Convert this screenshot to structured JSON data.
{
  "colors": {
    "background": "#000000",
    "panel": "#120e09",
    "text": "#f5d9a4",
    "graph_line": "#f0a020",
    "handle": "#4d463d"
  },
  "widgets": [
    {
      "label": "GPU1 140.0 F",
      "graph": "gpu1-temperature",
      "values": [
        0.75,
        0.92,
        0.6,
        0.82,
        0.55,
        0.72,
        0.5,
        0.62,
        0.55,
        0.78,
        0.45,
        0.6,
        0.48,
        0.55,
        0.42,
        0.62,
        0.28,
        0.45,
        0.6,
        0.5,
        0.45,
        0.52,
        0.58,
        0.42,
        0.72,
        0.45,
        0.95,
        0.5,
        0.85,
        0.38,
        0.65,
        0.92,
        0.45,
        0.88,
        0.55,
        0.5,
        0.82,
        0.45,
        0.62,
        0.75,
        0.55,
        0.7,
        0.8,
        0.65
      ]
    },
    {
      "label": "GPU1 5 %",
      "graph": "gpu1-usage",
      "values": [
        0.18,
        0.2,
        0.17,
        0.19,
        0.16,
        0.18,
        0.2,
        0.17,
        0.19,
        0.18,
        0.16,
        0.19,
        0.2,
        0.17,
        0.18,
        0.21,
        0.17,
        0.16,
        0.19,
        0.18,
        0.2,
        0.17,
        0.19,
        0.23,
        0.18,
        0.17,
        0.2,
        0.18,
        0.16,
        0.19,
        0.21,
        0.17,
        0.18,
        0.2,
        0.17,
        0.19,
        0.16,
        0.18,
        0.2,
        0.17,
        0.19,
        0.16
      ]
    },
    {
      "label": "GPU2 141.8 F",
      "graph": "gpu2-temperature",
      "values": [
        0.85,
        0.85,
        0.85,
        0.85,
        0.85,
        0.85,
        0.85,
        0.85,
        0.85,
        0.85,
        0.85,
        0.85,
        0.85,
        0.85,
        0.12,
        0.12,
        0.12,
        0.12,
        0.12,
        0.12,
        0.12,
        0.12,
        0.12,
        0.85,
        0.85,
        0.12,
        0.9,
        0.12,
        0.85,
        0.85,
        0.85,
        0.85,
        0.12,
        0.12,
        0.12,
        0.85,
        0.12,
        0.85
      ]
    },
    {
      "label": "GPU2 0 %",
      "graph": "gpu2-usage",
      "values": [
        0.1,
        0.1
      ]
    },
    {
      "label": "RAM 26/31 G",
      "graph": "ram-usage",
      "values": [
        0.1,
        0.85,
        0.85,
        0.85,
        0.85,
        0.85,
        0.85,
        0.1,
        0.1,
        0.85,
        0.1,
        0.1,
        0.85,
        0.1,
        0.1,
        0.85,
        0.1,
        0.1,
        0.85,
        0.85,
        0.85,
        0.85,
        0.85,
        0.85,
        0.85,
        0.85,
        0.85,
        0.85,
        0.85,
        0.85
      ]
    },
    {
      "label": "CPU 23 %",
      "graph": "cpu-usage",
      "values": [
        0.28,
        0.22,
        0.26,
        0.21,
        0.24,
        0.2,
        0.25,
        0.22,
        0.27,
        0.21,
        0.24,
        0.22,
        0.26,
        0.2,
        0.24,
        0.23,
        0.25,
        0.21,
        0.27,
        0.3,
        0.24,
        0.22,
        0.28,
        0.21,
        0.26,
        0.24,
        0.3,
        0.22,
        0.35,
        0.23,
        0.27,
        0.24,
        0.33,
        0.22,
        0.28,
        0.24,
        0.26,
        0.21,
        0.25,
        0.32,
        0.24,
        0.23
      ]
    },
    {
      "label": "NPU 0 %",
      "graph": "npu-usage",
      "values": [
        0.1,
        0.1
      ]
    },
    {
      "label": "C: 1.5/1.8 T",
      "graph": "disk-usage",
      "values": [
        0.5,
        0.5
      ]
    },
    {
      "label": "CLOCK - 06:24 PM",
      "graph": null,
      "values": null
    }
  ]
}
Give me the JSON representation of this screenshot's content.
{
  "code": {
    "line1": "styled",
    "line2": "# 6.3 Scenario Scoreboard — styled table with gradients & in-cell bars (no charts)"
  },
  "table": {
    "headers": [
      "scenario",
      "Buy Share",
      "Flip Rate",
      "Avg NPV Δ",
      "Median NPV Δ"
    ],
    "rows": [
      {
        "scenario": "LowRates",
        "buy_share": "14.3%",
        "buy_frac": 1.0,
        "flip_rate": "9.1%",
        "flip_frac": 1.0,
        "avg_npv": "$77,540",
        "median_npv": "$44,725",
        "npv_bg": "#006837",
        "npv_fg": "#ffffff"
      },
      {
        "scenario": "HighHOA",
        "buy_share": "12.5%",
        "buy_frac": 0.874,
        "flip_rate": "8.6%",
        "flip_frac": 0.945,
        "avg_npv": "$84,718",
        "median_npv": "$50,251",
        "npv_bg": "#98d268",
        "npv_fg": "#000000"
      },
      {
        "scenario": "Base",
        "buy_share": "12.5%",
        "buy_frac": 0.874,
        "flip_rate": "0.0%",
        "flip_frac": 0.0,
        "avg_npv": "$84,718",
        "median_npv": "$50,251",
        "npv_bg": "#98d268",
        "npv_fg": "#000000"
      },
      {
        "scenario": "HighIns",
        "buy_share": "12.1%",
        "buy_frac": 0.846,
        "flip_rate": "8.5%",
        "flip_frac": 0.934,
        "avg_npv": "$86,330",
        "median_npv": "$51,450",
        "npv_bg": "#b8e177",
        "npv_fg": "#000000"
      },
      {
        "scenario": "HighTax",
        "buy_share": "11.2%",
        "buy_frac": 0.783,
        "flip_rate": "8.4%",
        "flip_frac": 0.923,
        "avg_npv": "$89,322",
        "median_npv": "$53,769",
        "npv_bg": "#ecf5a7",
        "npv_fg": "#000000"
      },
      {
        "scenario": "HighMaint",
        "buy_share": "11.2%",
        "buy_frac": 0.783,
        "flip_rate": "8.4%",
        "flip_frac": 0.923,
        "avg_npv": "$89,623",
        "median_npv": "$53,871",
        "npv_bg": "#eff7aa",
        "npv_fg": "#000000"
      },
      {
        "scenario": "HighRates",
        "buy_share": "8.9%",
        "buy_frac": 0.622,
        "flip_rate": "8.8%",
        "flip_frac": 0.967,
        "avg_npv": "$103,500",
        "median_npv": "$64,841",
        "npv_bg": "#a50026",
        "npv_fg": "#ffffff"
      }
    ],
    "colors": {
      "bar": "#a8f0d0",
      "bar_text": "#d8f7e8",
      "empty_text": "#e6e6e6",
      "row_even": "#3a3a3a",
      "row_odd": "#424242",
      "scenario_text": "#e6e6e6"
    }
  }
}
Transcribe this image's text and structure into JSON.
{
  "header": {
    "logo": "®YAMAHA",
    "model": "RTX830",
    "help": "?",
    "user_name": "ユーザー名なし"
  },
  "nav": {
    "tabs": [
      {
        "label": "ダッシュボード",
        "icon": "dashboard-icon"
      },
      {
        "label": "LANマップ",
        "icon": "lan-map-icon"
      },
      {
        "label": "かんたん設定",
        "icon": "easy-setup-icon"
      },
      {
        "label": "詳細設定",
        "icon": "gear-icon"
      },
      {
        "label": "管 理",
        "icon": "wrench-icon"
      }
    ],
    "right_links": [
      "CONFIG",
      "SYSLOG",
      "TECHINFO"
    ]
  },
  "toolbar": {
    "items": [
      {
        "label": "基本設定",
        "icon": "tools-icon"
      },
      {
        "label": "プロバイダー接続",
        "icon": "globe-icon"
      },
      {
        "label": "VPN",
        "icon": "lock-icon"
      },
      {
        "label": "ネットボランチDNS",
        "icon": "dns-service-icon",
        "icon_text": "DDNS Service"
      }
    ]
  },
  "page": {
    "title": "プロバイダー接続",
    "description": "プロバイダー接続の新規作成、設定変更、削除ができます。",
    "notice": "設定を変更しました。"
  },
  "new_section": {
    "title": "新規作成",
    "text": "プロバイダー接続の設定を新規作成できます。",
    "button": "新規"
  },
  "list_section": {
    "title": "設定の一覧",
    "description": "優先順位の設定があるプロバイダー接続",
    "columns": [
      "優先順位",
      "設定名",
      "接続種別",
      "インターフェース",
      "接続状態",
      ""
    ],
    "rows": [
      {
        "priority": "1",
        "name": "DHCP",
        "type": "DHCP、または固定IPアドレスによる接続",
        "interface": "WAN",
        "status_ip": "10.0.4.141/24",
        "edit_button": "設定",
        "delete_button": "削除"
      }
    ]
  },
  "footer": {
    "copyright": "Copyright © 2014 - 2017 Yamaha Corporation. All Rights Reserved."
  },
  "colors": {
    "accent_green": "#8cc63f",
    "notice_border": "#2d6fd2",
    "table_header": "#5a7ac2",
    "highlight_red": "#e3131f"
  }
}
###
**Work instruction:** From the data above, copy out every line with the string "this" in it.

**Written answer:**
Convert this screenshot to structured JSON data.
Give me the JSON representation of this screenshot's content.
Transcribe this image's text and structure into JSON.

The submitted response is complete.